Today, many use the internet to seek information about their ancestry. Often they'll know that a family relative was a member of the fraternity of Freemasons - the Masons - and will want to know what information this group might have that could help them with their 'brick wall'.
As we preserve our history, we've been busy with projects that might benefit you as a genealogical researcher. It is important to remember, however, that Freemasonry in Maine - similar to most other Masonic jurisdictions worldwide - only collects information from a candidate so that the lodge may properly vote on his suitability to become a member.
Below you will find links to the nearly 200,000 3x5 cards that record those deceased members who joined between 1820 and 1995. There are also cards for some who joined prior to 1820 before Maine became a state and its own Grand Lodge was formed. Those who joined before 1995 but who were still living at that time are NOT included.
It is important to understand that due to the limitations of optical character recognition, not every card is machine-searchable. You are advised to scroll through these PDF files manually to see if the person you are seeking is included. There are approximately 250 cards in each grouping so as to not be too onerous.
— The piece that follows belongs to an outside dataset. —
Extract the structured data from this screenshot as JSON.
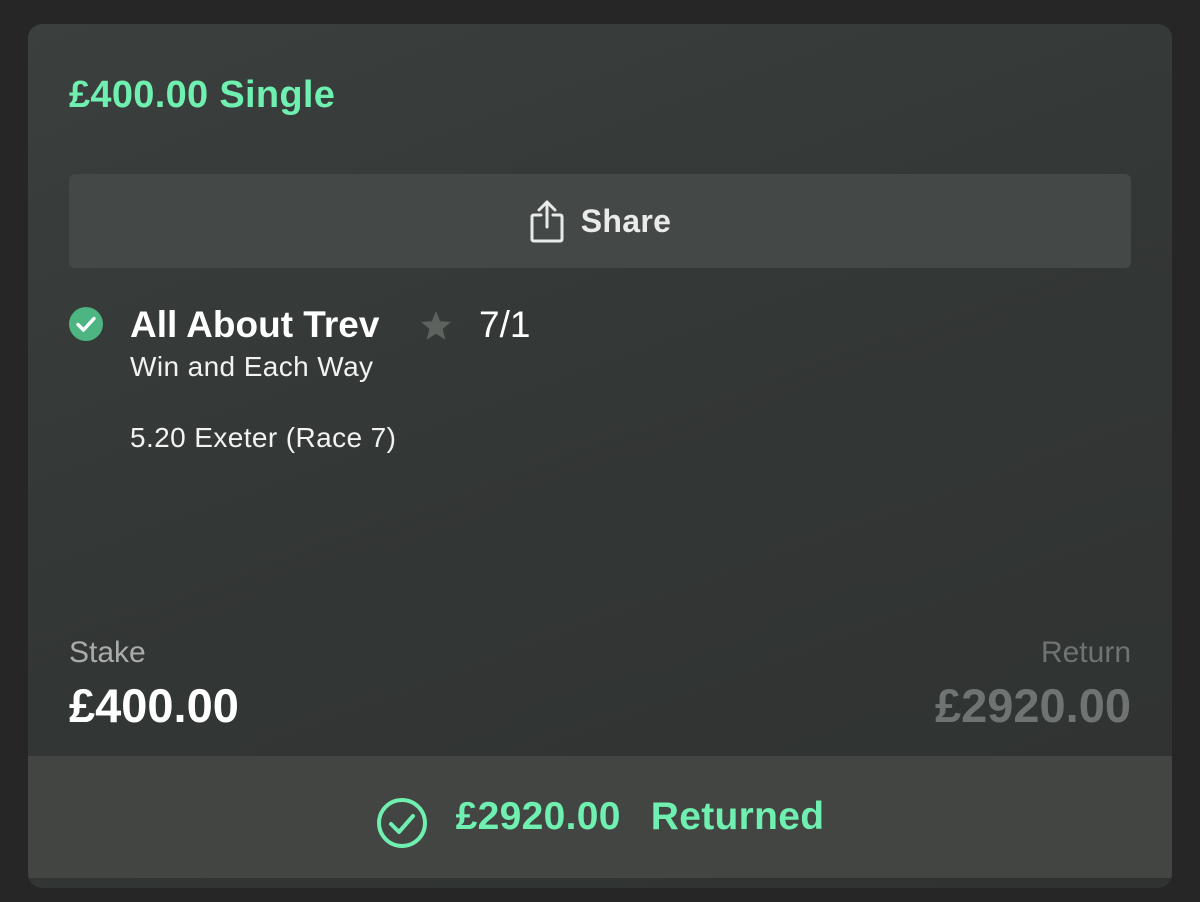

More information about the abbreviations found on our membership cards is HERE.
Some additional information:
There are three degrees in Freemasonry: the Entered Apprentice (EA), Fellowcraft (FC) and Master Mason (MM). Sometimes they are enumerated as first, second, and third.
Dimitted (demitted/demit) is the date a Mason in good standing voluntarily surrendered his lodge membership. In the early days of Freemasonry (and in Maine up through 2006), the procedure involved in changing lodges was that a Mason had to first demit from his present lodge. Thus, on some cards, you will see a demit date along with notes about membership beginning in a different lodge. Also, in the early days in most of the Masonic world, one could only hold membership in one lodge. It would be erroneous, therefore, to assume that the member lost interest: he might have easily been planning a move and after having done so just never got around to rejoining. The love of members to the Fraternity of Freemasonry is attested to by the millions of millions of Masonic emblems on gravestones all across our land - far, far more than that of any other group.
Our list of all Maine Masonic lodges is found HERE. Currently operating lodges appear numerically while closed/merged lodges are at the end of the listing.